▶ Task to carry out
Where a line of the records contains the word "title", show that line.

*** Opening of Provided entries ***

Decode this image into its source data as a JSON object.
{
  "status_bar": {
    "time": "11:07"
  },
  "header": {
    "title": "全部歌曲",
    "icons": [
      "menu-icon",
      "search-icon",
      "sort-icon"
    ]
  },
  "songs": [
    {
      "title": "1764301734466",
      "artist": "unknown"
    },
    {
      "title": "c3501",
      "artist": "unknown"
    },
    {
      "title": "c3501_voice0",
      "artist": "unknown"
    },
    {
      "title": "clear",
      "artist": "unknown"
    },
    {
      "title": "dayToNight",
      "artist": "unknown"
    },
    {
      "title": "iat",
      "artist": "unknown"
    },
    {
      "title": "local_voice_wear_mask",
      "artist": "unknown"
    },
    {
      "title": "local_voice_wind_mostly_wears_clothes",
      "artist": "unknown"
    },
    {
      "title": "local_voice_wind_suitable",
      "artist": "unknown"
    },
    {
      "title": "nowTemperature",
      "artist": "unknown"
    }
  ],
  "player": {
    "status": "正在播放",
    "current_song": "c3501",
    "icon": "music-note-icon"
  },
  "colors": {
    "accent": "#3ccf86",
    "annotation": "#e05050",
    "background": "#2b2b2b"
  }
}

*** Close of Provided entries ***

▶ Task result
    "title": "全部歌曲",
      "title": "1764301734466",
      "title": "c3501",
      "title": "c3501_voice0",
      "title": "clear",
      "title": "dayToNight",
      "title": "iat",
      "title": "local_voice_wear_mask",
      "title": "local_voice_wind_mostly_wears_clothes",
      "title": "local_voice_wind_suitable",
      "title": "nowTemperature",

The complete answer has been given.